▶ What you will do:
Output each line of the material exactly as it stands.

▶ Given data:

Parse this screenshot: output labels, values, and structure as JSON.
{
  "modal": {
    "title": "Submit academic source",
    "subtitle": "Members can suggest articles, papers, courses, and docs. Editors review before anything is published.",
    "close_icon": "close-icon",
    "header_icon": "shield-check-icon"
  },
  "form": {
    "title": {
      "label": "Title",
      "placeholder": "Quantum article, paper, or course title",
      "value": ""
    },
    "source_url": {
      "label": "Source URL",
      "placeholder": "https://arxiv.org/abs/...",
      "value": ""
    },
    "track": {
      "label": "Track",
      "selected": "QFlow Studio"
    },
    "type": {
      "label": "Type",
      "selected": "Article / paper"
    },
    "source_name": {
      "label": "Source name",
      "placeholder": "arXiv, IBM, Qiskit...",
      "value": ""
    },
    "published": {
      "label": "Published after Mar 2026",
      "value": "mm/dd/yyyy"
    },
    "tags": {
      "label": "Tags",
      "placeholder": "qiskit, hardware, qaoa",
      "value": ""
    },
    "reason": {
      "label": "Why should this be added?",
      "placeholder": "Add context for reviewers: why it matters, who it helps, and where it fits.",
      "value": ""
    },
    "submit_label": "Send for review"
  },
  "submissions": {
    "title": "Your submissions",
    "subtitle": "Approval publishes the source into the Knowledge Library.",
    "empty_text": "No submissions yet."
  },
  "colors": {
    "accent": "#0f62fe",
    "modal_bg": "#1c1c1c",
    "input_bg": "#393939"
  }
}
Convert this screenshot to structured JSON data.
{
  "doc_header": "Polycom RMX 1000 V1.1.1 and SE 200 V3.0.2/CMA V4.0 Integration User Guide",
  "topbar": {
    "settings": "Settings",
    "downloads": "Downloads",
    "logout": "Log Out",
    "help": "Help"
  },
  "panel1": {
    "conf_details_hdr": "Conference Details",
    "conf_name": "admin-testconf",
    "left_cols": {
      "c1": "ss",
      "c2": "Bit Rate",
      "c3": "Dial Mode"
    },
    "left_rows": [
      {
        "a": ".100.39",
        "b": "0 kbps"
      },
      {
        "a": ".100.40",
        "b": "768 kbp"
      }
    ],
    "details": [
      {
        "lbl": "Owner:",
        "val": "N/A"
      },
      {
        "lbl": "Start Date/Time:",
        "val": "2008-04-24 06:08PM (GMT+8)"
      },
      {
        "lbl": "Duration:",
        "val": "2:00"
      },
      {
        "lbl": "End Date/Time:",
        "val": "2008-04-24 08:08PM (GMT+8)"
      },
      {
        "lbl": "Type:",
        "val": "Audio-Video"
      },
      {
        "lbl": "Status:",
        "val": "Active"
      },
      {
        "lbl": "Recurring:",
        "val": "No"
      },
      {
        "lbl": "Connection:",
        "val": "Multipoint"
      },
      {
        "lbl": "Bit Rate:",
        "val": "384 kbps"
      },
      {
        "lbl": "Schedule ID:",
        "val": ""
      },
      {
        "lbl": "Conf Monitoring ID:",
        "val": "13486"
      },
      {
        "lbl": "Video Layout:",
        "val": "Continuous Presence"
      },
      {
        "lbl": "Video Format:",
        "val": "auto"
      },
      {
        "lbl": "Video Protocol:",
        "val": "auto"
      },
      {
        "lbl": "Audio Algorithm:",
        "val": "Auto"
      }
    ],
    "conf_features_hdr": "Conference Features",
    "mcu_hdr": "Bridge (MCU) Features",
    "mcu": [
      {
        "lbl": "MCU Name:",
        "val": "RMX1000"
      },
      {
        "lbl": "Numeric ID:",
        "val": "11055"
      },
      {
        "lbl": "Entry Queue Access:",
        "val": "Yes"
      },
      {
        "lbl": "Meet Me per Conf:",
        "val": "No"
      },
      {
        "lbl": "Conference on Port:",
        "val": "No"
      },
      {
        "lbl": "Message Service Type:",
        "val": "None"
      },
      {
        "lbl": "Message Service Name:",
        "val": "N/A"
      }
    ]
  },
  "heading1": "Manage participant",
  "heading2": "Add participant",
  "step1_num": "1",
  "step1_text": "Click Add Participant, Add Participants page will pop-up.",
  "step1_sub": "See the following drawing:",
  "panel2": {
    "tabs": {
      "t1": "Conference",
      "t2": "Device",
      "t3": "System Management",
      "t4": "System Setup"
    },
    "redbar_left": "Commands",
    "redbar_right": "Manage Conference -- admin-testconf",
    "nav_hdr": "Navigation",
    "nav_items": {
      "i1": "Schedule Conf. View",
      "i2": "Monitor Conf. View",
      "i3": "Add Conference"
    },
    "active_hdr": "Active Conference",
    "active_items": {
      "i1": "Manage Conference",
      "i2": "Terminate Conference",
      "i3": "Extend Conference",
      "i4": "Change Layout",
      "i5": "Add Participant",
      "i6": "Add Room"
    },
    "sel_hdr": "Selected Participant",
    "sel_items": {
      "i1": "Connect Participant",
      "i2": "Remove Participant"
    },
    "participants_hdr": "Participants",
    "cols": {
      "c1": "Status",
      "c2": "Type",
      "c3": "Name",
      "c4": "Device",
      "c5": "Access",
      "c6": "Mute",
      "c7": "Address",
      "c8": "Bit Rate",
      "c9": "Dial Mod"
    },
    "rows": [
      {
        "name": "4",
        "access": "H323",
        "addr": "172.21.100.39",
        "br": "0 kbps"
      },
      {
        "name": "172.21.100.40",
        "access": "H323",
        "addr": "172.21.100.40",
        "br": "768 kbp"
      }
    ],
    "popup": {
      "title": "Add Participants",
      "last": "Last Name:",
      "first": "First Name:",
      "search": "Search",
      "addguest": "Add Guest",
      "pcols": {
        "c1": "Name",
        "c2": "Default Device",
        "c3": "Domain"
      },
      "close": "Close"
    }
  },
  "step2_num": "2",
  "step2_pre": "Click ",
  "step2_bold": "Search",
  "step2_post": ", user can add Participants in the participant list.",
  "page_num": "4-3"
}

▶ Solution for this problem:
Parse this screenshot: output labels, values, and structure as JSON.
{
  "modal": {
    "title": "Submit academic source",
    "subtitle": "Members can suggest articles, papers, courses, and docs. Editors review before anything is published.",
    "close_icon": "close-icon",
    "header_icon": "shield-check-icon"
  },
  "form": {
    "title": {
      "label": "Title",
      "placeholder": "Quantum article, paper, or course title",
      "value": ""
    },
    "source_url": {
      "label": "Source URL",
      "placeholder": "https://arxiv.org/abs/...",
      "value": ""
    },
    "track": {
      "label": "Track",
      "selected": "QFlow Studio"
    },
    "type": {
      "label": "Type",
      "selected": "Article / paper"
    },
    "source_name": {
      "label": "Source name",
      "placeholder": "arXiv, IBM, Qiskit...",
      "value": ""
    },
    "published": {
      "label": "Published after Mar 2026",
      "value": "mm/dd/yyyy"
    },
    "tags": {
      "label": "Tags",
      "placeholder": "qiskit, hardware, qaoa",
      "value": ""
    },
    "reason": {
      "label": "Why should this be added?",
      "placeholder": "Add context for reviewers: why it matters, who it helps, and where it fits.",
      "value": ""
    },
    "submit_label": "Send for review"
  },
  "submissions": {
    "title": "Your submissions",
    "subtitle": "Approval publishes the source into the Knowledge Library.",
    "empty_text": "No submissions yet."
  },
  "colors": {
    "accent": "#0f62fe",
    "modal_bg": "#1c1c1c",
    "input_bg": "#393939"
  }
}
Convert this screenshot to structured JSON data.
{
  "doc_header": "Polycom RMX 1000 V1.1.1 and SE 200 V3.0.2/CMA V4.0 Integration User Guide",
  "topbar": {
    "settings": "Settings",
    "downloads": "Downloads",
    "logout": "Log Out",
    "help": "Help"
  },
  "panel1": {
    "conf_details_hdr": "Conference Details",
    "conf_name": "admin-testconf",
    "left_cols": {
      "c1": "ss",
      "c2": "Bit Rate",
      "c3": "Dial Mode"
    },
    "left_rows": [
      {
        "a": ".100.39",
        "b": "0 kbps"
      },
      {
        "a": ".100.40",
        "b": "768 kbp"
      }
    ],
    "details": [
      {
        "lbl": "Owner:",
        "val": "N/A"
      },
      {
        "lbl": "Start Date/Time:",
        "val": "2008-04-24 06:08PM (GMT+8)"
      },
      {
        "lbl": "Duration:",
        "val": "2:00"
      },
      {
        "lbl": "End Date/Time:",
        "val": "2008-04-24 08:08PM (GMT+8)"
      },
      {
        "lbl": "Type:",
        "val": "Audio-Video"
      },
      {
        "lbl": "Status:",
        "val": "Active"
      },
      {
        "lbl": "Recurring:",
        "val": "No"
      },
      {
        "lbl": "Connection:",
        "val": "Multipoint"
      },
      {
        "lbl": "Bit Rate:",
        "val": "384 kbps"
      },
      {
        "lbl": "Schedule ID:",
        "val": ""
      },
      {
        "lbl": "Conf Monitoring ID:",
        "val": "13486"
      },
      {
        "lbl": "Video Layout:",
        "val": "Continuous Presence"
      },
      {
        "lbl": "Video Format:",
        "val": "auto"
      },
      {
        "lbl": "Video Protocol:",
        "val": "auto"
      },
      {
        "lbl": "Audio Algorithm:",
        "val": "Auto"
      }
    ],
    "conf_features_hdr": "Conference Features",
    "mcu_hdr": "Bridge (MCU) Features",
    "mcu": [
      {
        "lbl": "MCU Name:",
        "val": "RMX1000"
      },
      {
        "lbl": "Numeric ID:",
        "val": "11055"
      },
      {
        "lbl": "Entry Queue Access:",
        "val": "Yes"
      },
      {
        "lbl": "Meet Me per Conf:",
        "val": "No"
      },
      {
        "lbl": "Conference on Port:",
        "val": "No"
      },
      {
        "lbl": "Message Service Type:",
        "val": "None"
      },
      {
        "lbl": "Message Service Name:",
        "val": "N/A"
      }
    ]
  },
  "heading1": "Manage participant",
  "heading2": "Add participant",
  "step1_num": "1",
  "step1_text": "Click Add Participant, Add Participants page will pop-up.",
  "step1_sub": "See the following drawing:",
  "panel2": {
    "tabs": {
      "t1": "Conference",
      "t2": "Device",
      "t3": "System Management",
      "t4": "System Setup"
    },
    "redbar_left": "Commands",
    "redbar_right": "Manage Conference -- admin-testconf",
    "nav_hdr": "Navigation",
    "nav_items": {
      "i1": "Schedule Conf. View",
      "i2": "Monitor Conf. View",
      "i3": "Add Conference"
    },
    "active_hdr": "Active Conference",
    "active_items": {
      "i1": "Manage Conference",
      "i2": "Terminate Conference",
      "i3": "Extend Conference",
      "i4": "Change Layout",
      "i5": "Add Participant",
      "i6": "Add Room"
    },
    "sel_hdr": "Selected Participant",
    "sel_items": {
      "i1": "Connect Participant",
      "i2": "Remove Participant"
    },
    "participants_hdr": "Participants",
    "cols": {
      "c1": "Status",
      "c2": "Type",
      "c3": "Name",
      "c4": "Device",
      "c5": "Access",
      "c6": "Mute",
      "c7": "Address",
      "c8": "Bit Rate",
      "c9": "Dial Mod"
    },
    "rows": [
      {
        "name": "4",
        "access": "H323",
        "addr": "172.21.100.39",
        "br": "0 kbps"
      },
      {
        "name": "172.21.100.40",
        "access": "H323",
        "addr": "172.21.100.40",
        "br": "768 kbp"
      }
    ],
    "popup": {
      "title": "Add Participants",
      "last": "Last Name:",
      "first": "First Name:",
      "search": "Search",
      "addguest": "Add Guest",
      "pcols": {
        "c1": "Name",
        "c2": "Default Device",
        "c3": "Domain"
      },
      "close": "Close"
    }
  },
  "step2_num": "2",
  "step2_pre": "Click ",
  "step2_bold": "Search",
  "step2_post": ", user can add Participants in the participant list.",
  "page_num": "4-3"
}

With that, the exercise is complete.